Smart restaurant operators know that they have to follow the money in the race to win share of wallet. And in 2020 some profitable paths to paychecks are expected to end in urban areas where demand is high for educated workers.

The U.S. Bureau of Labor Statistics expects total employment will grow by 14.3 percent by 2020, resulting in 20.5 million new jobs. Job sectors like health care, social assistance and business services will see the largest growth, and the number of jobs requiring master’s degrees is expected to grow by 21.7 percent.

The BLS predicts that the following metro markets will see some of the greatest job growth by 2020, providing a road map to where restaurant operators should look to expand.

New York-White Plains, N.Y.; Wayne, N.J.

Home to a broad array of companies, services and one of the country’s largest ports, New York City and its surrounding environs have long been an economic force. To keep the momentum, city officials have undertaken several initiatives, such as the Bio NYC 2020 study. That effort is aimed at bringing bioscience, research and health care technology enterprises — nicknamed Eds & Meds — to the area.
No. of new jobs by 2020: 929,200

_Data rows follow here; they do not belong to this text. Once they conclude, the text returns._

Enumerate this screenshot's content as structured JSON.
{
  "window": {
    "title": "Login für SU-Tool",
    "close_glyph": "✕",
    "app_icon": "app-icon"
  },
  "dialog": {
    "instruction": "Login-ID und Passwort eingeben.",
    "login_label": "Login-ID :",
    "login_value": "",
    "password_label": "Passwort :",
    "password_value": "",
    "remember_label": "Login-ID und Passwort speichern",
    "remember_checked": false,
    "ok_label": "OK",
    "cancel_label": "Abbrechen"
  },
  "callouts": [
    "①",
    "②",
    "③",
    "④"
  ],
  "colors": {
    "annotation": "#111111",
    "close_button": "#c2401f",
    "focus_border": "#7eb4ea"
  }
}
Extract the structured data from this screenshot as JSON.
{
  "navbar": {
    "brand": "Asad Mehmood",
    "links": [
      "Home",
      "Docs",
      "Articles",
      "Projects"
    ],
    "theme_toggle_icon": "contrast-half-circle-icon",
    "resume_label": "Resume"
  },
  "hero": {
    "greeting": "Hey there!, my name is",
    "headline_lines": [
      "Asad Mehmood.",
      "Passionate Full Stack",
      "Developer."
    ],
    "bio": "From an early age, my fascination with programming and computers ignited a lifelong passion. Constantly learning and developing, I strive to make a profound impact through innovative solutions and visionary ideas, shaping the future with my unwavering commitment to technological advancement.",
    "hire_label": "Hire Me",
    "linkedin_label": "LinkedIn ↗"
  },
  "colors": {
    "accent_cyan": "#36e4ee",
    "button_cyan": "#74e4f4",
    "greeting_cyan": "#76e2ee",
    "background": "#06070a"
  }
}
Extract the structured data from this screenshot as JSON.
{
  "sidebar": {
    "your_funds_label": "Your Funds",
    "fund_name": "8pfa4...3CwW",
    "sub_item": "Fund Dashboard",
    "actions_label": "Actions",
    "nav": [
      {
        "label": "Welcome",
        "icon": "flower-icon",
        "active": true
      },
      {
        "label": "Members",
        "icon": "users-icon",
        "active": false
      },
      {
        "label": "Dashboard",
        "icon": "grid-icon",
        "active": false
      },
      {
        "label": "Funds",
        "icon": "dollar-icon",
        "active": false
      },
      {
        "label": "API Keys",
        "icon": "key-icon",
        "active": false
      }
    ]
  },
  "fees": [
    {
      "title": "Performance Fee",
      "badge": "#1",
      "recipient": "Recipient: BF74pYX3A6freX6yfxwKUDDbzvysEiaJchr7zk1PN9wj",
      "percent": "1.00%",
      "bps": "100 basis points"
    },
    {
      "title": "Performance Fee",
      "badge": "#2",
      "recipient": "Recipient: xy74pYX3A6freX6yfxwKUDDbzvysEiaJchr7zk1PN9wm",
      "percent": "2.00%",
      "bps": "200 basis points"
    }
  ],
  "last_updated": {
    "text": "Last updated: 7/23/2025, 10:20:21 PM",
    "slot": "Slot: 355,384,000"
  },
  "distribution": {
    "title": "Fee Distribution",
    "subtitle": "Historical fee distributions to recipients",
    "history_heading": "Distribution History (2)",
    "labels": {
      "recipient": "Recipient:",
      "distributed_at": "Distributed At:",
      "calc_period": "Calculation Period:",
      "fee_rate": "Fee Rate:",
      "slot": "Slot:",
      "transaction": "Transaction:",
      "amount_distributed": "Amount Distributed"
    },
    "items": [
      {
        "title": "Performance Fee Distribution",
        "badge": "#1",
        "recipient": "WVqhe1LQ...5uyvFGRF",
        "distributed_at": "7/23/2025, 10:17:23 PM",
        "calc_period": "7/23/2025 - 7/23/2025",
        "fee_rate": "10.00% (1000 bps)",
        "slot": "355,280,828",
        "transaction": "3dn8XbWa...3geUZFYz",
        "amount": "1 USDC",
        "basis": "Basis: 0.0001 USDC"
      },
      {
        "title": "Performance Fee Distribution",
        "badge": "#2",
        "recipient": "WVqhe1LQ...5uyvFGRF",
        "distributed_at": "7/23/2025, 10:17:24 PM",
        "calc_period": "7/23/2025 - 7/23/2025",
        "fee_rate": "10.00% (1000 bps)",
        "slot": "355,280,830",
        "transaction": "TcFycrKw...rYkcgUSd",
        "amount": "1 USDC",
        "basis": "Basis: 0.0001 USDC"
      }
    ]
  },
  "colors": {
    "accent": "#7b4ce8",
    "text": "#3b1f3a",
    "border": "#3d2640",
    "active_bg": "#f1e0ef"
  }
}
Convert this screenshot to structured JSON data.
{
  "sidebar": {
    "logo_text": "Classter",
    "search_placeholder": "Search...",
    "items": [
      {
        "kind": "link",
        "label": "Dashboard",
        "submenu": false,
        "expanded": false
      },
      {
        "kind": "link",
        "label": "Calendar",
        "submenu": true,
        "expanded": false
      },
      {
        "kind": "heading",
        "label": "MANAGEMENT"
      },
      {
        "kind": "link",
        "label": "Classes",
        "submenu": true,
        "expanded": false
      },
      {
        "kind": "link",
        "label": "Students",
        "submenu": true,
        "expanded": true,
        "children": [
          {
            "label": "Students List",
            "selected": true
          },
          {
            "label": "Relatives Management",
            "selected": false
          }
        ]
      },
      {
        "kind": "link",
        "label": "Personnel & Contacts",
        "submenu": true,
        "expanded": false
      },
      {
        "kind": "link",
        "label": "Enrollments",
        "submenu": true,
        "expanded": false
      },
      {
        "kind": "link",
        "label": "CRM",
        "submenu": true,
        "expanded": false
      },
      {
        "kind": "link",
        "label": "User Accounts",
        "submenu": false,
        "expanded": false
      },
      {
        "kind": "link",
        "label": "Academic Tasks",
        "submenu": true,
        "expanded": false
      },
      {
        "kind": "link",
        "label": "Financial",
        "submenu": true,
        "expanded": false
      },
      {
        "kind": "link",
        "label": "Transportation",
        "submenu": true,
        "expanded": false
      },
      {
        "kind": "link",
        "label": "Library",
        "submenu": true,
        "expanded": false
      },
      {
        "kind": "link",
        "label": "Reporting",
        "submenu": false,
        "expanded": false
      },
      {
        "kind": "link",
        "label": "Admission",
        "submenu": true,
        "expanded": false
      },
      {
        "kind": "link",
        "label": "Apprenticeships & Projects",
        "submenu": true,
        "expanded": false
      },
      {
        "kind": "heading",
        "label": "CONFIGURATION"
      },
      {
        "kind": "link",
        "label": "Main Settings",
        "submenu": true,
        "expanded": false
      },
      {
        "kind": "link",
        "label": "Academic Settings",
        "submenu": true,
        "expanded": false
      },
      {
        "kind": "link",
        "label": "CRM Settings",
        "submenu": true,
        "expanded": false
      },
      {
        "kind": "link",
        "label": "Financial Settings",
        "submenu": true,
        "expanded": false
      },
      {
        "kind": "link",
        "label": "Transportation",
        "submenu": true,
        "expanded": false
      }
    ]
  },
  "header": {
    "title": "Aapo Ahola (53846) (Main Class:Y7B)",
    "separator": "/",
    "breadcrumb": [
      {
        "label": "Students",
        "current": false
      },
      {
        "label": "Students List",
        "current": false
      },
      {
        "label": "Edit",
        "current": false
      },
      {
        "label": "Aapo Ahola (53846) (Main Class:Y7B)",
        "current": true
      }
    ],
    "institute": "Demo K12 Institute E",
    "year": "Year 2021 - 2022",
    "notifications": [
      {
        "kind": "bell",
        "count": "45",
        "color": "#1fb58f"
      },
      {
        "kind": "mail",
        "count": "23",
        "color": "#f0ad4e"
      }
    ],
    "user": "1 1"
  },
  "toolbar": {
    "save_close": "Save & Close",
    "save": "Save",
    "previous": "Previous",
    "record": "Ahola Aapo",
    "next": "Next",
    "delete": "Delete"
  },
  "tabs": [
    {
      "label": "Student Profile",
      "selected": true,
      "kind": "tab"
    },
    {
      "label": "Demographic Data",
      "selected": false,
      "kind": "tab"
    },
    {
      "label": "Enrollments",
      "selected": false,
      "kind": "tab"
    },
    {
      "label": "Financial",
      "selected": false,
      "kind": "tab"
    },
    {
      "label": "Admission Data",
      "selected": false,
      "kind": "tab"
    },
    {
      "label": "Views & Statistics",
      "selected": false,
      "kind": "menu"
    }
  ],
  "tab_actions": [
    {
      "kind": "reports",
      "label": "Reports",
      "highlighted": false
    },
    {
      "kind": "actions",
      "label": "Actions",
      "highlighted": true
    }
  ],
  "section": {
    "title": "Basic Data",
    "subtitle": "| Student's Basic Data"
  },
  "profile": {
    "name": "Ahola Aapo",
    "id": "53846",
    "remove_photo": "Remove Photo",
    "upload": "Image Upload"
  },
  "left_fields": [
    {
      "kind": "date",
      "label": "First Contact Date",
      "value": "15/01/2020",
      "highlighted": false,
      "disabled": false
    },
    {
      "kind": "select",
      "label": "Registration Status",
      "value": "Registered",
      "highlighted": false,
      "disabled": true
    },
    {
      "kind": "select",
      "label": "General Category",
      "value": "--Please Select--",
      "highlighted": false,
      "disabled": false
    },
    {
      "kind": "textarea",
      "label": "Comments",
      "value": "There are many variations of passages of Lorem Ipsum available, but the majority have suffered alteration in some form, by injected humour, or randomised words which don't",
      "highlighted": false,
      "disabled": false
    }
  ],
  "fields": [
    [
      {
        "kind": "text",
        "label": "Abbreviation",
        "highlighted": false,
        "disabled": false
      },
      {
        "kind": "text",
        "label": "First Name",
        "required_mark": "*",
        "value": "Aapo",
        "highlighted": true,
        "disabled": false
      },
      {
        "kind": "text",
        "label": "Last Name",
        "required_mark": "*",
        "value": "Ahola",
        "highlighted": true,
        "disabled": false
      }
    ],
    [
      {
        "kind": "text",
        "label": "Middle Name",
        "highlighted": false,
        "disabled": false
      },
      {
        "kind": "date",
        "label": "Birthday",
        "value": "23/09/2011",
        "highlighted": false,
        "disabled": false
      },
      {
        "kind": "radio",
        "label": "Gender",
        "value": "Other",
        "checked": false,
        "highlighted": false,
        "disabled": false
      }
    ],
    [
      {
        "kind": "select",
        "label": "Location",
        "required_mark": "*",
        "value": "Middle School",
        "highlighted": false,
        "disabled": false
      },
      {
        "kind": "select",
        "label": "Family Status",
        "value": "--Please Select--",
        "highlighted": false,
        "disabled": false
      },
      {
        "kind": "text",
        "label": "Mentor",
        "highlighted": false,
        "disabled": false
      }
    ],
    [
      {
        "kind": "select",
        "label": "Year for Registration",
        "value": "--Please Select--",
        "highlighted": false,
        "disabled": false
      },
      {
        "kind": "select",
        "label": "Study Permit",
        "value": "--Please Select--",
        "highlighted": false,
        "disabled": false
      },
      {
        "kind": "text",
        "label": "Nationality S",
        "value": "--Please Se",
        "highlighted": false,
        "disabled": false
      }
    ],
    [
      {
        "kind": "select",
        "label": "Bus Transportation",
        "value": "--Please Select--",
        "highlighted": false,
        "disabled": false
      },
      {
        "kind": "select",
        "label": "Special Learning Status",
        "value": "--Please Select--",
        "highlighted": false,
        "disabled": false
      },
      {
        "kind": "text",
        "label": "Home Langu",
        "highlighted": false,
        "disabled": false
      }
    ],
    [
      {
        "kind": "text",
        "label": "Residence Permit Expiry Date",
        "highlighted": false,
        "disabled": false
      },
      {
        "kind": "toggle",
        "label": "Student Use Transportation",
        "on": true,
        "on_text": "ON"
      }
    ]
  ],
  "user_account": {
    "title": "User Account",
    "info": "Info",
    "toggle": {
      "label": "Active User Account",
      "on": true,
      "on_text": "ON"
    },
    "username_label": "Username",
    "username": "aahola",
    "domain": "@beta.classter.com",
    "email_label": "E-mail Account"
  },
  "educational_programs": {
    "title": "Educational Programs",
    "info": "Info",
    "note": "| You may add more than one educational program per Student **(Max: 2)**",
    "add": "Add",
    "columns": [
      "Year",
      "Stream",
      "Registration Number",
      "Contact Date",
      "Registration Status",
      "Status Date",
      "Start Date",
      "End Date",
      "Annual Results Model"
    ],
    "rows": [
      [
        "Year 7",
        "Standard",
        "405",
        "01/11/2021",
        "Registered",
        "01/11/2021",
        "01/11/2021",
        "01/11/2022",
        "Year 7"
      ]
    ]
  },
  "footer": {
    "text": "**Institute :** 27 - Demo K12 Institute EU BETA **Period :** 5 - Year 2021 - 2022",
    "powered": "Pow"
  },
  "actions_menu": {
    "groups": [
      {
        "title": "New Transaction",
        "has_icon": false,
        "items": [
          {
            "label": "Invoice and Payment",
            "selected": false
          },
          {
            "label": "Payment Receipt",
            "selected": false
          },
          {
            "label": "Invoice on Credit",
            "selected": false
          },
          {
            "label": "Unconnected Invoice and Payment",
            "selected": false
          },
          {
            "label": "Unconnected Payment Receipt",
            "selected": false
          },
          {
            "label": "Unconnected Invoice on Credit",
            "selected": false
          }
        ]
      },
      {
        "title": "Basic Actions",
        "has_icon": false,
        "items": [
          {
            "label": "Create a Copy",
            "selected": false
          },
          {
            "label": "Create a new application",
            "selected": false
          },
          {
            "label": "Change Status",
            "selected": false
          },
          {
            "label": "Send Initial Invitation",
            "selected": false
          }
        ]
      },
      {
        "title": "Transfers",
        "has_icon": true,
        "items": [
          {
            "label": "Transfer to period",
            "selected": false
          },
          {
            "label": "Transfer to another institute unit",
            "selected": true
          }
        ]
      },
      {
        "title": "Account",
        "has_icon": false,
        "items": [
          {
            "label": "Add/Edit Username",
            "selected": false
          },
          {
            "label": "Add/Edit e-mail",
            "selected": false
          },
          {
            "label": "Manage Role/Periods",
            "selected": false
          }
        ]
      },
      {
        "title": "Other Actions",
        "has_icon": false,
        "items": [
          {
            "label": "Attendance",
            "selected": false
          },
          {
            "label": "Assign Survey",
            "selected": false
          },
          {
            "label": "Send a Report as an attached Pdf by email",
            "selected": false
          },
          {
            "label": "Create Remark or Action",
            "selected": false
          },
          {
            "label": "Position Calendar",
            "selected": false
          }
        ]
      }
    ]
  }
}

Springfield, Mass. photo: ThinkstockSpringfield, Mass.

Western Massachusetts already boasts 450 machining companies supporting the medical, renewable energy and aerospace industries, according to the region’s Economic Development Council. That group is pushing the region’s easy access to Boston and New York — and its lower cost of living — as well as its wealth of colleges and universities.
No. of new jobs by 2020: 12,000

Baltimore-Towson, Md.

Several industries in the Baltimore area are poised for growth in the next seven years, including financial services, information technology, defense and life sciences. Given Baltimore’s proximity to Washington, the area also houses some federal agencies, including the Centers for Medicare & Medicaid Services. Baltimore County’s Department of Planning is working to attract more business sectors, revitalize targeted downtown areas and encourage tourism.
No. of new jobs by 2020: 180,000

Washington area

Government cuts have forced those in metropolitan Washington to set their sights on other industries for future growth. The geographic area already boasts an educated workforce — 22 percent of employees currently have graduate or professional degrees, according to the Metropolitan Washington Council of Governments — as well as three international airports, a large mass-transit system and many cultural attractions. Industries including biotech, cybersecurity, hospitality and shipping are being explored. And nearby Bethesda, Md., is well-positioned to capitalize on the projected surge in health care-related occupations, with the National Institutes of Health, the National Cancer Institute and Walter Reed National Military Medical Center all located in the metro area.
No. of new jobs by 2020: 490,000